Agency: Cordis | Branch: H2020 | Program: SME-1 | Phase: PHC-12-2015-1 | Award Amount: 71.43K | Year: 2015
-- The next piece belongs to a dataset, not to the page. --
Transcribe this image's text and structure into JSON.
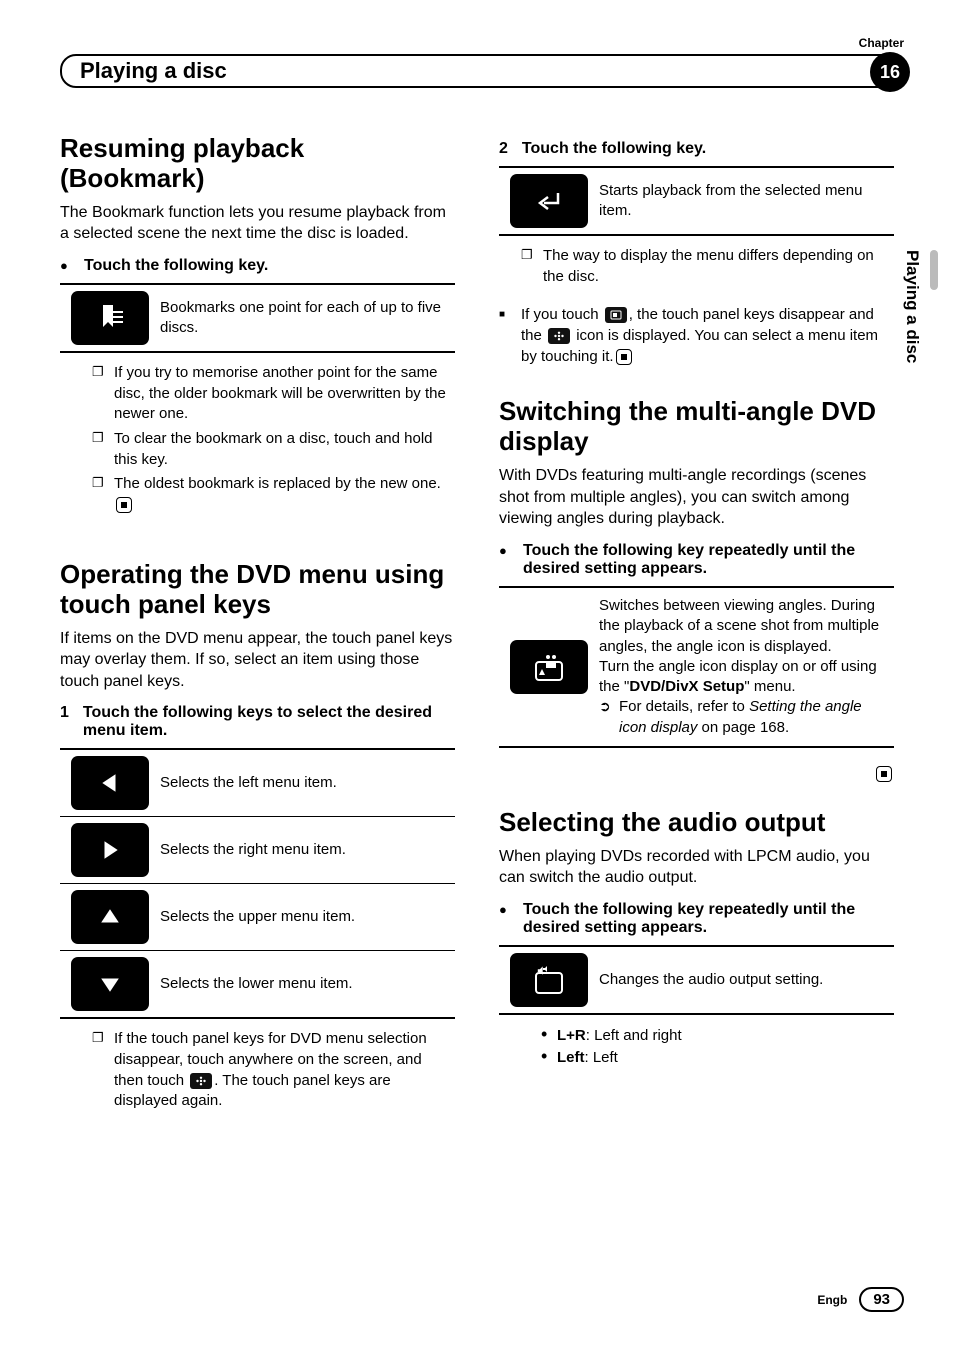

TAmiRNA aims to commercialize an in-vitro diagnostic test that is intended to predict fracture-risk in case of osteoporosis. The OsteomiR-Test meets an urgent clinical need by combining superior diagnostic performance with a simple test principle, thus, ensuring cost competiveness, good scalability and commercial success. Osteoporosis is a chronic skeletal disease characterized by systemic loss of bone strength and consequently high incidence of bone fractures. Osteoporotic fractures constitute one of the most common and costly health problems in the European Union (EU): costs related directly to fractures were EUR 24.3 billion in 2004 and will rise to EUR 76.8 billion by 2050 due to increasing life expectancy. Effective fracture prevention can be achieved through exercise, diet and drug treatment, but depends on reliable early prognosis of fracture risk. Currently, bone mineral density and clinical factors are the basis for prognosis of fracture risk. However, the low specificity of these tests limits efficient fracture prevention and creates an urgent clinical need for novel and better tests. The OsteomiR-Test measures a proprietary combination of circulating microRNAs from standard blood samples. The analyzed microRNAs provide a direct readout of bone metabolism, stress and biological age, and have been demonstrated to have a strong association with fracture-risk. It is a robust, easy-to-use test with good scalability. In order to commercialize the OsteomiR-Test, a detailed assessment of a market entry strategy is required. Therefore, TAmiRNA will i) develop health economic models to prioritize EU-countries for market launch, (ii) identify suitable manufacturing and distribution partners, (iii) define a strategy for IVD regulatory approval and, (iv) conduct a freedom-to-operate analysis. The results of this feasibility study will help to select target markets and define the cost structure of the test, and are therefore essential to successful commercialization.